• [TO DO]:
Tell me how many lines in the data include "JSON", and keep the reply to that number.

AVAILABLE RECORDS Block Start

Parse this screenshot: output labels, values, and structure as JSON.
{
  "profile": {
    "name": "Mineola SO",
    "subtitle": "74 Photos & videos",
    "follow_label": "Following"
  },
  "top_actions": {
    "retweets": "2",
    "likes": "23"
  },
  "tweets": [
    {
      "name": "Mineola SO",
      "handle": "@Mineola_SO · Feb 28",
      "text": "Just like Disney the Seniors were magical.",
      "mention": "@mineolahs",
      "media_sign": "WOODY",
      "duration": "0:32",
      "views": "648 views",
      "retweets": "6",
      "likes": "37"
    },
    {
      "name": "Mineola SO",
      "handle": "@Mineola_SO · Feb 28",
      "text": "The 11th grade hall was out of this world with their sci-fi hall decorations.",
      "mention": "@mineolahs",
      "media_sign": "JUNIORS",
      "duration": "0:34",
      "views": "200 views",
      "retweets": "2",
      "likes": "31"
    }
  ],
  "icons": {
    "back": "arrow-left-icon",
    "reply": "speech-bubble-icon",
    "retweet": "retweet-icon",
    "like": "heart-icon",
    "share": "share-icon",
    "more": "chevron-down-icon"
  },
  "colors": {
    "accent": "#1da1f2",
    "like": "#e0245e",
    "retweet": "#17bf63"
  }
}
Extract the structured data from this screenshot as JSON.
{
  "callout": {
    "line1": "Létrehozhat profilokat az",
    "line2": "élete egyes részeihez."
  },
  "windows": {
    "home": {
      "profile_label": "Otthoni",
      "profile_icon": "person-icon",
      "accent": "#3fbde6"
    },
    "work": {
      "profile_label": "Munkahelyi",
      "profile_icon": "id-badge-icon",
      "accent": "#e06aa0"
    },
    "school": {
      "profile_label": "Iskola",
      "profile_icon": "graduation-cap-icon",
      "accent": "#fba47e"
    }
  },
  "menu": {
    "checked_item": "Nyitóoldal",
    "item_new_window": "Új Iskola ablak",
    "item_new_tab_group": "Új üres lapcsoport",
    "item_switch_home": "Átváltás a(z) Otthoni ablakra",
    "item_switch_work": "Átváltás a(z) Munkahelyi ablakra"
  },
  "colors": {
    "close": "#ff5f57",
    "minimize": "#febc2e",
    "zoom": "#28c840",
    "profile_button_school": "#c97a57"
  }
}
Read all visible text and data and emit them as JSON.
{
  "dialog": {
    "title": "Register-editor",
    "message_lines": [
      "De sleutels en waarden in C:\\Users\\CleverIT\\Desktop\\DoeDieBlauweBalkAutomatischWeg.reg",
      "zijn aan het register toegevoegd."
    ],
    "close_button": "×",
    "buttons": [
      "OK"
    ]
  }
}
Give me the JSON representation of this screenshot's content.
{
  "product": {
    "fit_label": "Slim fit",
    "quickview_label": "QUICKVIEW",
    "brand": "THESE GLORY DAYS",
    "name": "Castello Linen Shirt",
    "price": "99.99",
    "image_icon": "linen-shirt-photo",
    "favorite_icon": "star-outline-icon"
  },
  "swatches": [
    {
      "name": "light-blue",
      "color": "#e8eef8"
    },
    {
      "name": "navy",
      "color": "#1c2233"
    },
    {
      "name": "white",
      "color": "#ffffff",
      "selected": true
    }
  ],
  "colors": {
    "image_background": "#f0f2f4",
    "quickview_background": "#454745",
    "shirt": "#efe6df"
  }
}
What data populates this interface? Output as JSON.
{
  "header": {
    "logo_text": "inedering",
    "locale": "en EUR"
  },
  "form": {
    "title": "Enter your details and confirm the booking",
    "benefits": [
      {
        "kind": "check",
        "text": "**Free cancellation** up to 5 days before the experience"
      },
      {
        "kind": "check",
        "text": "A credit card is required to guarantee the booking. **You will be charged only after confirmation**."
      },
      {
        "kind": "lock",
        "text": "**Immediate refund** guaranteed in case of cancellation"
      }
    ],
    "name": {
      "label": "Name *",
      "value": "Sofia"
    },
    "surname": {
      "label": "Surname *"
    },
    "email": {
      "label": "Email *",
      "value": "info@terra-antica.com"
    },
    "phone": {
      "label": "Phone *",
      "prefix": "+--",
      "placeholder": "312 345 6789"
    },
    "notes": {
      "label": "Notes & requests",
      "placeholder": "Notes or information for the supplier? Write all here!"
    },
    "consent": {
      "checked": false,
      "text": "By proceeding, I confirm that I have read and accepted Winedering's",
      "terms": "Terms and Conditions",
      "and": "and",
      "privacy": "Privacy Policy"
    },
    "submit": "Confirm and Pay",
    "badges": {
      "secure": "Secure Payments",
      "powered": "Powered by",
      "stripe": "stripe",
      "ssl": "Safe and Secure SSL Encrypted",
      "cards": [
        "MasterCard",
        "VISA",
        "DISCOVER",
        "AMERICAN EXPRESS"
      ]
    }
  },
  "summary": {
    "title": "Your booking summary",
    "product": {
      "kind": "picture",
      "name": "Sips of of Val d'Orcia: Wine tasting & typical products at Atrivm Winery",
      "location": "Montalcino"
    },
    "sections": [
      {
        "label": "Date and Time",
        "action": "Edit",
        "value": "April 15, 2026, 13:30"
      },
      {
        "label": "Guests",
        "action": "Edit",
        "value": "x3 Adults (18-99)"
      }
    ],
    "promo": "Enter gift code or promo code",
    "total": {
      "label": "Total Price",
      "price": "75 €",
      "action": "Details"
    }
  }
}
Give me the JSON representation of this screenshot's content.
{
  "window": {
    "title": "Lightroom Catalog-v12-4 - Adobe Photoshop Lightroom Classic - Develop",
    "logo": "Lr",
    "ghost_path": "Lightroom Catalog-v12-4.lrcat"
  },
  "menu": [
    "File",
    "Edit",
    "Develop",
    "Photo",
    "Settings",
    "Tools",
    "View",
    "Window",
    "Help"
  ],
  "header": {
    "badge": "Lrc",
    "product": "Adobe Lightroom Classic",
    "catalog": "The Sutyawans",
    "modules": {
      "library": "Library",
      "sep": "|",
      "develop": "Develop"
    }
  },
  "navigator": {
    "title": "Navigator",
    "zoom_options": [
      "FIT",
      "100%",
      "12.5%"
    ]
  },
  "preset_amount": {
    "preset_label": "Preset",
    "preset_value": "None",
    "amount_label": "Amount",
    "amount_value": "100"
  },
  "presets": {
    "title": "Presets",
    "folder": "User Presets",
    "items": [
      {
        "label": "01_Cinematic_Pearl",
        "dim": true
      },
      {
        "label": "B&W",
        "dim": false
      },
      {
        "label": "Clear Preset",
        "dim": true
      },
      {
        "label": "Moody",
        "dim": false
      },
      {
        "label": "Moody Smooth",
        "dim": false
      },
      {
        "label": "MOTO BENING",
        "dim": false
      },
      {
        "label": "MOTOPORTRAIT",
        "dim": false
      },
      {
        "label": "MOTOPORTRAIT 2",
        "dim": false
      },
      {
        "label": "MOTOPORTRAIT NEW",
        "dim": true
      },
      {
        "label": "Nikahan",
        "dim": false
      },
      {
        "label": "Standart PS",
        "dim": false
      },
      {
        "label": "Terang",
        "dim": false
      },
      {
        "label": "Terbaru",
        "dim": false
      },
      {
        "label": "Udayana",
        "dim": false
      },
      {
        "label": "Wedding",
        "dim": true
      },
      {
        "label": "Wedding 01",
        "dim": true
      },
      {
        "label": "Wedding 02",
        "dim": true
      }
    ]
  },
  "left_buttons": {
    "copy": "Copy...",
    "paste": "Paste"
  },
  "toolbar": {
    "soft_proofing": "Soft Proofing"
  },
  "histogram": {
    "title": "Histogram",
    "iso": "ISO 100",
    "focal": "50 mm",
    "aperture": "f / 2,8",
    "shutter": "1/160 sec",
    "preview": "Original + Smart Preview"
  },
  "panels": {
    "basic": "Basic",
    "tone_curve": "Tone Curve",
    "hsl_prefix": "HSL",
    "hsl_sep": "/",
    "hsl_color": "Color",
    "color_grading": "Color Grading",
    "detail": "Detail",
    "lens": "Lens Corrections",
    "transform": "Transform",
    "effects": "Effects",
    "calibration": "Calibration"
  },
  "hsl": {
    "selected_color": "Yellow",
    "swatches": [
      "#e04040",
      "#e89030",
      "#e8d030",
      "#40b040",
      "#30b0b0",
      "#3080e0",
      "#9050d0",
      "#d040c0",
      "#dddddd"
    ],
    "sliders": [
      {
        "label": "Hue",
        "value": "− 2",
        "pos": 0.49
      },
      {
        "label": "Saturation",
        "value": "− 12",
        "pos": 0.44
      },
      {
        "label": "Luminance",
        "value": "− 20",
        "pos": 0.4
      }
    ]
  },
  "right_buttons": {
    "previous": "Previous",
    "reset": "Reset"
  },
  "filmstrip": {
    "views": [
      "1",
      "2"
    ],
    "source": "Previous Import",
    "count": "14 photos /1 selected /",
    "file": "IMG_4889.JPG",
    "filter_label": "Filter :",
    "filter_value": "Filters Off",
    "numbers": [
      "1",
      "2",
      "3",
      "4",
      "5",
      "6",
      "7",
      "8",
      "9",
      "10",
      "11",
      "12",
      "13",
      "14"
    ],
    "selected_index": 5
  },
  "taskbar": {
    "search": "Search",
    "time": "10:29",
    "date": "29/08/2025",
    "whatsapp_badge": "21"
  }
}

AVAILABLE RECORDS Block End

• [ANSWER SPACE]:
6